Tell me your thoughts on Bonus Ball.
“Ok, I’ll be honest because I like to speak my mind. Early days, I was excited and I could see the potential. I like the game and the concept, they invested so much money, but there were a lot of road blocks before it got started.
So much money spent but nothing on marketing and the stream was poor and done cheap which didn’t make sense with all money spent on the venue. And very bad management, hence why it come tumbling down so quick and so many players out of pocket.
Personally, I lost about 10-15k with apartment and furniture and traveling expenses and not once did I receive an apology and they told us lot of lies and false promises and didn’t communicate with the players enough. So I decided to leave.
Now, they have got new investor so the league will resume next month but the season cut short to nine matches per team with probably no play offs and less money for the players than originally planned. So early November, we go to finish the season. Hoping to make good film and sell to networks, that’s the only chance. For it to be success they need to employ the right people to run the show and plan better.
Do I see a future? I hope so, but they got a lot to do to earn my trust back and I would want guarantees to be interested. But I don’t hold much hope for a bright future. Around 2 million dollars wasted so far we could’ve done great things with that money…shame.
Like I said, the league, concept, and the game are great. But good for TV and spectators? Doubtful, I guess…”
Tell me about you and Angie: How did you meet? How did you propose? How did you know that she was the one?
Angie and I initially saw each other early 2010 and were introduced by a mutual friend. We started speaking at the US Open 2010, after that we kept in touch. I came back to America afterwards and we met up, it just clicked from there and we’ve been together ever since.
I proposed in Las Vegas in a quiet setting with our puppy Pixie. I put the ring on Pixie’s collar and got on one knee and asked the question. Pixie lifted her head at the right moment and Angie saw the ring. It was pretty emotional. I’m so glad I involved Pixie because Angie loved that dog more than anything and she sadly passed away two weeks later at 10 months old.
I just had an overwhelming feeling about her, that’s how I knew she was the one… the rest is a secret 🙂
A special note from Angie Tran
I had the opportunity to chat with Darren’s fiancé, Angie and I asked her if she wouldn’t mind sharing a little bit of her feelings toward Darren.Here is her response:
With that said, I knew from the start that he was a keeper.

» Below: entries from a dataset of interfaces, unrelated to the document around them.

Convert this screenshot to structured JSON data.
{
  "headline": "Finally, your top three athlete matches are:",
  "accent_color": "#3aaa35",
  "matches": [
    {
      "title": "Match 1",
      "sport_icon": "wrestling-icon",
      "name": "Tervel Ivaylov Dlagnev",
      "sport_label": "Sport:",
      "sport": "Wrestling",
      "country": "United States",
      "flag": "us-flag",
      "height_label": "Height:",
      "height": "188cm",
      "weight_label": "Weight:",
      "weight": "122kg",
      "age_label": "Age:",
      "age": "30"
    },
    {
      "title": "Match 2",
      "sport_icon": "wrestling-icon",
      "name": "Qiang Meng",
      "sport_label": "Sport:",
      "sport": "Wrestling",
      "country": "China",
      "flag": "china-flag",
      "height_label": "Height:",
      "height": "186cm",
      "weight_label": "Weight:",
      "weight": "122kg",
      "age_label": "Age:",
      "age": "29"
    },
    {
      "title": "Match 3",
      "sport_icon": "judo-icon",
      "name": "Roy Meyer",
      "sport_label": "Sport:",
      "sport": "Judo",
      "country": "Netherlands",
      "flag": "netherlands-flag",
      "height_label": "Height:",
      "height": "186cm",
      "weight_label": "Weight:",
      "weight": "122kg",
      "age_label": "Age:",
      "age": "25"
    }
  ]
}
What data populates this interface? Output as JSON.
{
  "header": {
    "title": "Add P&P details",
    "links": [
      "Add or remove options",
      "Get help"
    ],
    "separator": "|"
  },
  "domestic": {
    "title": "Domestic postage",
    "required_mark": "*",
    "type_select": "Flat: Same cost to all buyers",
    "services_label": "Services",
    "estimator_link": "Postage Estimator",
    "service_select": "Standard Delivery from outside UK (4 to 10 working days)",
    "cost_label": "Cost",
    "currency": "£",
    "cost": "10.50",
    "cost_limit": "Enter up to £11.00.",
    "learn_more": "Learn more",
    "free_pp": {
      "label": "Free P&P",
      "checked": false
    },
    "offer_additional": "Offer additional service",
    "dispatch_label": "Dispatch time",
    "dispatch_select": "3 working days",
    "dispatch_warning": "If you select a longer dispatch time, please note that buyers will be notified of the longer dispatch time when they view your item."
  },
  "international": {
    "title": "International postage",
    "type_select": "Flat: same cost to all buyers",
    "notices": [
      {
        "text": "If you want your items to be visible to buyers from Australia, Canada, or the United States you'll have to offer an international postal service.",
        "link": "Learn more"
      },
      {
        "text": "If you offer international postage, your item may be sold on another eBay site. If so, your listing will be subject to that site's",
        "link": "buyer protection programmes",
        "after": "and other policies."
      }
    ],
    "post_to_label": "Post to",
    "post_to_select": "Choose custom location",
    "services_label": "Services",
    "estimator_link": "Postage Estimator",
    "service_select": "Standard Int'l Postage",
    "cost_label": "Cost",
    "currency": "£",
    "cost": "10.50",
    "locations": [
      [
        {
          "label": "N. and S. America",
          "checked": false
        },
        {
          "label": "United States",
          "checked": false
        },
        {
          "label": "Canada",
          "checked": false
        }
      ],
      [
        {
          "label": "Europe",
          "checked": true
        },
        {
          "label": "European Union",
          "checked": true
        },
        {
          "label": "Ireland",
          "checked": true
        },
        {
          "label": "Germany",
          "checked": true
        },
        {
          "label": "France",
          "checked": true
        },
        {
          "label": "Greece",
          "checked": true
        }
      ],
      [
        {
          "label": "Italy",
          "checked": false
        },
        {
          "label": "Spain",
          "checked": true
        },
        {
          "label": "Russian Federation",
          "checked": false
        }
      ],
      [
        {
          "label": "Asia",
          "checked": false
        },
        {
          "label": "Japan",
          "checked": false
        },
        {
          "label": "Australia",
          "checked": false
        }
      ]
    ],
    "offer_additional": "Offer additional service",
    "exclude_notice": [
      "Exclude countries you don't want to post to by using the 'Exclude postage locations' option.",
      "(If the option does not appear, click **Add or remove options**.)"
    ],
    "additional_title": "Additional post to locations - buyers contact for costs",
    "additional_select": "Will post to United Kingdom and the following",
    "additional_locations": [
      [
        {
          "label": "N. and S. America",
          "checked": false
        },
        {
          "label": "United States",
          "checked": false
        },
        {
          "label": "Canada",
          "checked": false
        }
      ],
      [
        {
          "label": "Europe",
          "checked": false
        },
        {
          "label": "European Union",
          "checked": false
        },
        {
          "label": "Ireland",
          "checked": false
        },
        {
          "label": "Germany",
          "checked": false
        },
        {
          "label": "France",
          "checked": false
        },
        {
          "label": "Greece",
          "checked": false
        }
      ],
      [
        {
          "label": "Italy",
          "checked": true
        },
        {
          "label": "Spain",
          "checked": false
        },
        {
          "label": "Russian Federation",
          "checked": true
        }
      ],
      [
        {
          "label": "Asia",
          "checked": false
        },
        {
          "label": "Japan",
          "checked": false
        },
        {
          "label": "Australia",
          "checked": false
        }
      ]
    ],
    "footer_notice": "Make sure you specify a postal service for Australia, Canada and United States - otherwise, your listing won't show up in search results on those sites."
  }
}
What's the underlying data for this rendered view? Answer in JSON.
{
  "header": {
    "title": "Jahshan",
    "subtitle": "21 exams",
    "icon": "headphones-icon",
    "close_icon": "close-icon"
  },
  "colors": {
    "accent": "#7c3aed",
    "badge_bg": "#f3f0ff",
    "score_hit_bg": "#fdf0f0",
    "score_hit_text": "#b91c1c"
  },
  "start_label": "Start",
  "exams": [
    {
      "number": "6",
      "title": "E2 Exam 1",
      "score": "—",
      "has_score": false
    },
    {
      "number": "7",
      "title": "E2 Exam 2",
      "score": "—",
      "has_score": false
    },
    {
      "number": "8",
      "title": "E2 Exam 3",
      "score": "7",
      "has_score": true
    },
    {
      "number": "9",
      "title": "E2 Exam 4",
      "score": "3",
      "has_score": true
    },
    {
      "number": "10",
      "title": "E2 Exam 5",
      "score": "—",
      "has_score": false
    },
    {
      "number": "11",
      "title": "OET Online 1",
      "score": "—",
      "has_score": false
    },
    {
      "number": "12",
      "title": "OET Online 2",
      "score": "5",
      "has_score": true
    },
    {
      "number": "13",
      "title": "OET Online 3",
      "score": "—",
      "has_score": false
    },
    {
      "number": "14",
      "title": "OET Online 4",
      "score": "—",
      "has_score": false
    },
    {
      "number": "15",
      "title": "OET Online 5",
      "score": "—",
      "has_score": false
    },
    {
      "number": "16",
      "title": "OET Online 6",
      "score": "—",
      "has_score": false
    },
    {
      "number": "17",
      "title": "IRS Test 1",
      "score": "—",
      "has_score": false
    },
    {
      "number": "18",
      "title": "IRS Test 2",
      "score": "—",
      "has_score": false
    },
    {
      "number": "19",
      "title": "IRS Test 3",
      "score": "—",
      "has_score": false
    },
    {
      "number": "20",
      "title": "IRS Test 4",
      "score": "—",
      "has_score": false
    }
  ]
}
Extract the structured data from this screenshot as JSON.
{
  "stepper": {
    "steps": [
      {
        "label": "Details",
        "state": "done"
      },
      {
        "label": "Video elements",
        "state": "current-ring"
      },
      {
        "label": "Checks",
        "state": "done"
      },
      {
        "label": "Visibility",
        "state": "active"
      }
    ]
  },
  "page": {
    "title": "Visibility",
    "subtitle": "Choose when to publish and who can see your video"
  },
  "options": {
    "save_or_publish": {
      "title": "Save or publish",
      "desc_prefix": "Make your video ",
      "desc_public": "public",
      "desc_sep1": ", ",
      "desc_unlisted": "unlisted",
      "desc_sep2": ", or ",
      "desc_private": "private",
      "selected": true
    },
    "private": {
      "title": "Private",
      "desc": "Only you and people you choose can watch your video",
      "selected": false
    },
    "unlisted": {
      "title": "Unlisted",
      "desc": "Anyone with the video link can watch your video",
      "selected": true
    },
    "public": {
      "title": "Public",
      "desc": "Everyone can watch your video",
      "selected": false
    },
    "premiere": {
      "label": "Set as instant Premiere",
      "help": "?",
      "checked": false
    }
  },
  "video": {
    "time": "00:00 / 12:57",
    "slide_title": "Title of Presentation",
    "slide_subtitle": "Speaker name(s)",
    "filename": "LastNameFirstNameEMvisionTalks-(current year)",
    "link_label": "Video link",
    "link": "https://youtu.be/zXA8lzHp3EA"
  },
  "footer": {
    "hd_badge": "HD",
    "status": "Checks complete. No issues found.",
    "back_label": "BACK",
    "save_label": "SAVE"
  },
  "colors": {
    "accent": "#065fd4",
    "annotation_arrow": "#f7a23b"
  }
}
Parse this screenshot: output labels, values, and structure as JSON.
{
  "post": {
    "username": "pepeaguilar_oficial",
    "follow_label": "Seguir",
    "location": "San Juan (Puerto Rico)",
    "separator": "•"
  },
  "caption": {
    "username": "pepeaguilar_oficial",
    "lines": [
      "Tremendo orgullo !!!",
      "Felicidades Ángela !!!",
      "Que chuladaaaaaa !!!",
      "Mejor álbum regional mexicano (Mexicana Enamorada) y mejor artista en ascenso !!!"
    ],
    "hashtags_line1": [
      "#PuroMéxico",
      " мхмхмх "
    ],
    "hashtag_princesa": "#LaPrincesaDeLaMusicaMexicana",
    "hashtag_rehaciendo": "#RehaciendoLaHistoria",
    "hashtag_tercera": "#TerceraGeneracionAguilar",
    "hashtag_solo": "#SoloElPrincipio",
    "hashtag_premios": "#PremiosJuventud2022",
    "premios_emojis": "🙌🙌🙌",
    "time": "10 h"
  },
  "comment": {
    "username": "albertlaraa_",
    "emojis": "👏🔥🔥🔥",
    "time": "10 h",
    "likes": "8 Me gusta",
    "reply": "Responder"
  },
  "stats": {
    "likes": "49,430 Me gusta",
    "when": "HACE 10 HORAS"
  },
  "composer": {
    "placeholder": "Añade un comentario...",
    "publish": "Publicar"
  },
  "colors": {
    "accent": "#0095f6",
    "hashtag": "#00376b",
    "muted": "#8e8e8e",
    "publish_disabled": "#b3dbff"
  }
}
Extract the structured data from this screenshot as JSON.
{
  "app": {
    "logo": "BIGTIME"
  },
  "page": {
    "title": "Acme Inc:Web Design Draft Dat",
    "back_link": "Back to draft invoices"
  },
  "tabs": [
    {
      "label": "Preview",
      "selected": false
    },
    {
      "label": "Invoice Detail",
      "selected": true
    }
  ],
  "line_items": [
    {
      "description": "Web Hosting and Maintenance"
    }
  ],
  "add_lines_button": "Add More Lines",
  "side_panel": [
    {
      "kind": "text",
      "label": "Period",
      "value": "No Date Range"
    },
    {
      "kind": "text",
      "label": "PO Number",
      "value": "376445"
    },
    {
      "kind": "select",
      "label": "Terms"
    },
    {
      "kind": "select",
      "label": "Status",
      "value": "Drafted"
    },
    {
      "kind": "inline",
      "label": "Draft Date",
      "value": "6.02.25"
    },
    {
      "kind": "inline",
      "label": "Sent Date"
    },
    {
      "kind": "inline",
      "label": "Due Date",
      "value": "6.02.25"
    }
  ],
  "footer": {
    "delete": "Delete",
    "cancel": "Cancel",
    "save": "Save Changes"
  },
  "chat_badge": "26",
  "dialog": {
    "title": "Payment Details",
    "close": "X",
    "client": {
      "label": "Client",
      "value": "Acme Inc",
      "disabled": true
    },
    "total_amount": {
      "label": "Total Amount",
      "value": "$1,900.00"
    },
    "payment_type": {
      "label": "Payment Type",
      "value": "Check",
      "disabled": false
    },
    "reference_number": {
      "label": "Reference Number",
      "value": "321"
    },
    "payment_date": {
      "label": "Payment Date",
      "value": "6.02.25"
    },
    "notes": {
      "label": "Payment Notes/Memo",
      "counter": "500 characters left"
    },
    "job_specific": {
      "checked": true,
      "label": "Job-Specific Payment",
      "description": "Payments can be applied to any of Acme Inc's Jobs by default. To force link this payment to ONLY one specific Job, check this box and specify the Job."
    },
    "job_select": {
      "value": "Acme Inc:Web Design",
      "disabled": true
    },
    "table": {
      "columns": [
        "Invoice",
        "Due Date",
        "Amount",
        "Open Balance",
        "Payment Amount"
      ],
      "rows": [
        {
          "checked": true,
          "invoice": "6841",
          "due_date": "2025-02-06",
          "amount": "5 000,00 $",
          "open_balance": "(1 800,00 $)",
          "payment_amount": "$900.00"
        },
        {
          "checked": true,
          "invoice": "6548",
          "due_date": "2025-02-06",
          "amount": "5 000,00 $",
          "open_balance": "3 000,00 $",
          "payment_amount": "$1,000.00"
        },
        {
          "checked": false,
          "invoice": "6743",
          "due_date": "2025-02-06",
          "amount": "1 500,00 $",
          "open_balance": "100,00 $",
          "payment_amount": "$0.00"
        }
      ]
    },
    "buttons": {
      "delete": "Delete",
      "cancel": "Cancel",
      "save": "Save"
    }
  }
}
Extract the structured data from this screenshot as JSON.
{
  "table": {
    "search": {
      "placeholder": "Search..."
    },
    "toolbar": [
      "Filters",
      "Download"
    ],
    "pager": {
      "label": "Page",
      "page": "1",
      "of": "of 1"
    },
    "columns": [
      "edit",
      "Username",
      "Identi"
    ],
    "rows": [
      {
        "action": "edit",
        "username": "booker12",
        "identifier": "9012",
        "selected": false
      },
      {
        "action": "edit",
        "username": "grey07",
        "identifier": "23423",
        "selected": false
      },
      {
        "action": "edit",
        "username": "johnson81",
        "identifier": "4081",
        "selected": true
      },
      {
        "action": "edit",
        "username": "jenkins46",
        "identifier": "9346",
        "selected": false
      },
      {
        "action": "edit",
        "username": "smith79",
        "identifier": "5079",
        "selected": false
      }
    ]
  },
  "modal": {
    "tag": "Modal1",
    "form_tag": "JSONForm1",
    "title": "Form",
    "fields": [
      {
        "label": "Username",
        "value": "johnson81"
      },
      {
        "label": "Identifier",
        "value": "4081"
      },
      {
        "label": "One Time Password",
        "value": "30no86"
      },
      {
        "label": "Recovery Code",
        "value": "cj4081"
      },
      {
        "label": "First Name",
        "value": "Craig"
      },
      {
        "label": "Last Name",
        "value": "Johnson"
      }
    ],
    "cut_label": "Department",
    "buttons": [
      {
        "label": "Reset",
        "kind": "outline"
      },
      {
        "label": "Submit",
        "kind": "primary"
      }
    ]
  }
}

Darren is very generous, funny, loyal, he’s so good to me and he makes me feel like I can achieve anything… I could go on and on. He’s one in a million. I love him to pieces and I’m so thankful to have him in my life. I would do anything for him!”
I wish Darren success in all things and am hopeful that you have enjoyed this interview as much as I have. Here are a few other pieces of information for readers to check out.
Thanks again and we will see you next issue! Check out Darren’s website! He is open to sponsorship and can be contacted there. Darren’s sponsors are Predator Cues. He has played with predator since starting in 2006, and loves the people. “They been amazing to me!”
Also, thanks to them Darren endorses the see system aiming system.
Photo: WPBL and Lee Rigby Editor: Edith Lazenby